Copy out, from the entries below, each line that holds the string "JSON".

(SUPPLIED INFORMATION)

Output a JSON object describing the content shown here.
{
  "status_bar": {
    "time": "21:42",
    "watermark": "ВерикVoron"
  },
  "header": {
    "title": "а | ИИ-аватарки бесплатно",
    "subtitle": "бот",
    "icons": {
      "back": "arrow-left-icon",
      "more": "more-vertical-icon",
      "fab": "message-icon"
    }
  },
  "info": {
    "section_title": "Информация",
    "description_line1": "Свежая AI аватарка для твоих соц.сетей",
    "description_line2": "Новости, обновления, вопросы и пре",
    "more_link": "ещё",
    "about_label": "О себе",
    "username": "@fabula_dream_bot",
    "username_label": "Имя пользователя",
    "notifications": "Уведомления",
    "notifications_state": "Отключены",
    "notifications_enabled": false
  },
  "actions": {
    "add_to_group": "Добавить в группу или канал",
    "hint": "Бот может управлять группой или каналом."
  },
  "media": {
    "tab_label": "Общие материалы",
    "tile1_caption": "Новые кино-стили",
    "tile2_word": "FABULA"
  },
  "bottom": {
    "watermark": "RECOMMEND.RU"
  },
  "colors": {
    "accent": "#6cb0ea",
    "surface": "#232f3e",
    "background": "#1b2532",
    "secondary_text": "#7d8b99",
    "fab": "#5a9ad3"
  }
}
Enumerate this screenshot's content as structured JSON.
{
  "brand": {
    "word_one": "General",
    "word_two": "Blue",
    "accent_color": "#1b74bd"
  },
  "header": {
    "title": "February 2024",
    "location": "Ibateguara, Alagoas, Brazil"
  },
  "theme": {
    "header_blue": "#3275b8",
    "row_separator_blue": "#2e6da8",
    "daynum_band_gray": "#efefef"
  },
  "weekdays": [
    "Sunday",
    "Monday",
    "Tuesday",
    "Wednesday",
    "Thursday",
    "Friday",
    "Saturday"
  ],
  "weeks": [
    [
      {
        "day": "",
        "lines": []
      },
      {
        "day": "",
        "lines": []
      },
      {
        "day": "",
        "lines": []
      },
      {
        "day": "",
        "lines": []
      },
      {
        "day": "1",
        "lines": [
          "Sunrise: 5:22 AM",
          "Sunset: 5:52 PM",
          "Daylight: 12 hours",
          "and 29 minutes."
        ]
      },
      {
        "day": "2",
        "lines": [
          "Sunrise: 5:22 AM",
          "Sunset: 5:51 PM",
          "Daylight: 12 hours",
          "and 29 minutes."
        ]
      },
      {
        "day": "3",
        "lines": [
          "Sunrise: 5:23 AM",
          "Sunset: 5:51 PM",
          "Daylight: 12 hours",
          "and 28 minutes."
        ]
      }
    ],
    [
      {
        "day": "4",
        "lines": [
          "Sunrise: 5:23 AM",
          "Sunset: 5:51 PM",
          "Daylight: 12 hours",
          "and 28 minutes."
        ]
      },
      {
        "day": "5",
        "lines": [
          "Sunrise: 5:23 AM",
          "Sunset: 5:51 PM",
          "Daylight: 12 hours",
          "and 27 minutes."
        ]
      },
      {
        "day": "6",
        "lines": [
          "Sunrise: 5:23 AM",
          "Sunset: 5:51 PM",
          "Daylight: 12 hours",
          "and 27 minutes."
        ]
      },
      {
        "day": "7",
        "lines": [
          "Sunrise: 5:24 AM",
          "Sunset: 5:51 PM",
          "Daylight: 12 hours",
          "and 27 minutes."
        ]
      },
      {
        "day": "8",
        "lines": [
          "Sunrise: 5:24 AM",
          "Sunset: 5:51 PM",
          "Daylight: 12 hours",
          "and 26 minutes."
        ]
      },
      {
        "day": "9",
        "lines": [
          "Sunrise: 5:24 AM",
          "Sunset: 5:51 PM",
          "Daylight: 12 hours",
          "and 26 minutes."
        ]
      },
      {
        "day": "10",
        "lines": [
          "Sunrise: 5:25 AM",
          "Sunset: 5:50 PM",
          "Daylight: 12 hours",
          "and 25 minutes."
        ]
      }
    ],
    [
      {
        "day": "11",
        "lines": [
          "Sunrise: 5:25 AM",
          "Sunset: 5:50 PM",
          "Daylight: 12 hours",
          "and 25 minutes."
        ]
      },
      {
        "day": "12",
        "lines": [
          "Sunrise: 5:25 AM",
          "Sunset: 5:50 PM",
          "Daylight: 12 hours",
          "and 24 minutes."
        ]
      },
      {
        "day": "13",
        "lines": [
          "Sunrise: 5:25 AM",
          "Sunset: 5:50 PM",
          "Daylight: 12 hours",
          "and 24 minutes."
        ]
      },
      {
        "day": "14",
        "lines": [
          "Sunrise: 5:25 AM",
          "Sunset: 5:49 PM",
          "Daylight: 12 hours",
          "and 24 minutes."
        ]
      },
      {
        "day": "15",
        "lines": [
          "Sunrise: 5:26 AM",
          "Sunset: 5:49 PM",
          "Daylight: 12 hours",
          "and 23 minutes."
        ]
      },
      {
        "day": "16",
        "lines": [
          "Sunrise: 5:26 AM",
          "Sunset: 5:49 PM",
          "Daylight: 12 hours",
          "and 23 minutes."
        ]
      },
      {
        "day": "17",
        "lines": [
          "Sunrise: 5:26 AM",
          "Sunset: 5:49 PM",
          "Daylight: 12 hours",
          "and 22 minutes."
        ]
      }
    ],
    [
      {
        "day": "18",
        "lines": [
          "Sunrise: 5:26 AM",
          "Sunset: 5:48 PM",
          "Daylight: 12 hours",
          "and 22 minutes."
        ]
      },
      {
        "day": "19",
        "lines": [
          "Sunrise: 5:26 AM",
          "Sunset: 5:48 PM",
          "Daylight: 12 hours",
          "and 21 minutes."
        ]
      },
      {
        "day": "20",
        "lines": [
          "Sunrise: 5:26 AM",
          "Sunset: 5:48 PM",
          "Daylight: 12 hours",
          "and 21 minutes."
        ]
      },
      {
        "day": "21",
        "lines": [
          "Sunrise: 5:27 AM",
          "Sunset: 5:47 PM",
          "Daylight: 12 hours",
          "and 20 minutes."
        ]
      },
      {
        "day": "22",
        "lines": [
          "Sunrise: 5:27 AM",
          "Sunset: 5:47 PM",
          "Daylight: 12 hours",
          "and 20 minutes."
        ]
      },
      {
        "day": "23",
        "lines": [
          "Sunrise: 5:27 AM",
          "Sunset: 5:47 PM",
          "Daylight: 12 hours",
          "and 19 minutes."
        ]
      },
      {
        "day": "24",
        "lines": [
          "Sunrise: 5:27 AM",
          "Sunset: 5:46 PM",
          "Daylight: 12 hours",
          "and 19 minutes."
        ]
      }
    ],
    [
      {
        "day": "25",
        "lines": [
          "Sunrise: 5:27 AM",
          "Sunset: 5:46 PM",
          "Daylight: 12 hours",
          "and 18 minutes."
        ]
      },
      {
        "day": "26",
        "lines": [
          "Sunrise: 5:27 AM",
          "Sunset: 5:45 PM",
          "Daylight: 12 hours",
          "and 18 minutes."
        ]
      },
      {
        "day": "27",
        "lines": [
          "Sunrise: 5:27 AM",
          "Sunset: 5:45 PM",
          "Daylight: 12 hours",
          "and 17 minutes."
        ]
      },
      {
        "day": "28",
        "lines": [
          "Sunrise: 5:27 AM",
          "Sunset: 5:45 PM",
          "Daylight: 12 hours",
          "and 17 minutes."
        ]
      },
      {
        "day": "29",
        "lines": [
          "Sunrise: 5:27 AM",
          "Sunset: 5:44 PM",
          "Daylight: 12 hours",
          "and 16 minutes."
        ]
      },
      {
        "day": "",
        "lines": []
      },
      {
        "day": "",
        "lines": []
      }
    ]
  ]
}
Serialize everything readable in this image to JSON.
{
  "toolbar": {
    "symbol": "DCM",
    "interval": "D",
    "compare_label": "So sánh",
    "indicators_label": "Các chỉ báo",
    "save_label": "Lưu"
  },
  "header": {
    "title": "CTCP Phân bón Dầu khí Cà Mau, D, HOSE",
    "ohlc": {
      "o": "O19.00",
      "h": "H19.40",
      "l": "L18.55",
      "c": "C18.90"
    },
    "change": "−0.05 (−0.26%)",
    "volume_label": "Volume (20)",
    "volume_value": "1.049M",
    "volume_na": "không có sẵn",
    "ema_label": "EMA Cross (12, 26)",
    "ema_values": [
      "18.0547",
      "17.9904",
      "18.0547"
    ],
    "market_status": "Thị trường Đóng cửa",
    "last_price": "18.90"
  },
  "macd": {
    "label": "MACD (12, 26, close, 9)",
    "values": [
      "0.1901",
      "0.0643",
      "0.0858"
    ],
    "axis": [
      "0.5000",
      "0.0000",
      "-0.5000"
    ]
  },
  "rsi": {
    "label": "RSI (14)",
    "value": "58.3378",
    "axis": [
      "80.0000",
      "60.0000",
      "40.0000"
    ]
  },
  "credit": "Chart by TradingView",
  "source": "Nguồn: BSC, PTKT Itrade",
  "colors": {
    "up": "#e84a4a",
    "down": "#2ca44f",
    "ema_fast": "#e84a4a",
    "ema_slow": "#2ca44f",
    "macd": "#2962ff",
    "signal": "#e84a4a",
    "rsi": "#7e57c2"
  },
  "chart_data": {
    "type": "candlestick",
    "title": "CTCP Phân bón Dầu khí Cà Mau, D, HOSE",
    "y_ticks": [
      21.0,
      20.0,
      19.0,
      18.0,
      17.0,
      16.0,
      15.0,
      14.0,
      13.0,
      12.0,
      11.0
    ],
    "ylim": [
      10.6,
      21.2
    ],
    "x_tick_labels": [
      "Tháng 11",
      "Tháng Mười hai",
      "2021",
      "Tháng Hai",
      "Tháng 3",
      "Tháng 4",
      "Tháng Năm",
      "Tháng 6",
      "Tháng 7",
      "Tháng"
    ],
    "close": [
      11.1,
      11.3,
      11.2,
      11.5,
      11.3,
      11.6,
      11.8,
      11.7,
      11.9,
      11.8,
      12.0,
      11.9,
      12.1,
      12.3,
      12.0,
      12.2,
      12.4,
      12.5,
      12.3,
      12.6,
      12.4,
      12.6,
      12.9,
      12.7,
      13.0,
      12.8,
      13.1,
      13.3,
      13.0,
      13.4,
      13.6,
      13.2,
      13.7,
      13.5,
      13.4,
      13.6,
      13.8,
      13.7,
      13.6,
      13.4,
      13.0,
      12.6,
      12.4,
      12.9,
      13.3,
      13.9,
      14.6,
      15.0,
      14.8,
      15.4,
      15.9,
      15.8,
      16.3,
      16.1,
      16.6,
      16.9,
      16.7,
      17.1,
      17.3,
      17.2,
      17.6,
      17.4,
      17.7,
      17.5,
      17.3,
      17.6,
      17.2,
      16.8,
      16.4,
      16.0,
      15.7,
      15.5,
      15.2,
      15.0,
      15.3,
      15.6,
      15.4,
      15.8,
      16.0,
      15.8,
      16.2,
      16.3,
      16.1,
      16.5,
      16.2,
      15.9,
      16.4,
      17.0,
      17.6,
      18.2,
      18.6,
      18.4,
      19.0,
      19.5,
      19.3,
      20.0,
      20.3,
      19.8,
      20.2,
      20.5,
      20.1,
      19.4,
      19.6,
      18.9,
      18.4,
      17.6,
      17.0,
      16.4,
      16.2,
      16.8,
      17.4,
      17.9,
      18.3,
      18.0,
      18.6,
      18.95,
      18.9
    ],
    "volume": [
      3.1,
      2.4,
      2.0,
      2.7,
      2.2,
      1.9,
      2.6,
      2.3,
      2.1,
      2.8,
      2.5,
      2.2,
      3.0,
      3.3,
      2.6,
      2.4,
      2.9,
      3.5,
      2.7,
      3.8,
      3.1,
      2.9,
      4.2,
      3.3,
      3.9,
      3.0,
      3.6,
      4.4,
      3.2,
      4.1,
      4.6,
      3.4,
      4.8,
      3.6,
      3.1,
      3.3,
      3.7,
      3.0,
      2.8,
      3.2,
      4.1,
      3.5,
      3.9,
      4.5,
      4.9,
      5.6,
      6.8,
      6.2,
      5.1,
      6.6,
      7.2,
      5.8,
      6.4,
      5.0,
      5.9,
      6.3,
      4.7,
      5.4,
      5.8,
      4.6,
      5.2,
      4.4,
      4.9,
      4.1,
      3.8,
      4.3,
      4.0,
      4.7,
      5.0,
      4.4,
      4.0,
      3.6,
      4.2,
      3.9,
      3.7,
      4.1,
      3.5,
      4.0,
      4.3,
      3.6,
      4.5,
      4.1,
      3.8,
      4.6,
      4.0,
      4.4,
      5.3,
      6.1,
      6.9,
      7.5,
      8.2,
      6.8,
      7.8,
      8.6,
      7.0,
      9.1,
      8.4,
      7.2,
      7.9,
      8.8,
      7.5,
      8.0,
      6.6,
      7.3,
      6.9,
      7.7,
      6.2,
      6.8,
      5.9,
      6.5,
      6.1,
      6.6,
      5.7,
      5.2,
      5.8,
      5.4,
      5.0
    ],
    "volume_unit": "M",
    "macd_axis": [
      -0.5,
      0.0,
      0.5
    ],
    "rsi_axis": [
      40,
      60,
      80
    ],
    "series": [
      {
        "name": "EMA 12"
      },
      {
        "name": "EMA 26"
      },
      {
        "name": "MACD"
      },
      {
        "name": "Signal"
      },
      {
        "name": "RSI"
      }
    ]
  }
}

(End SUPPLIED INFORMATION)

- [YOUR RESPONSE]:
Output a JSON object describing the content shown here.
Enumerate this screenshot's content as structured JSON.
Serialize everything readable in this image to JSON.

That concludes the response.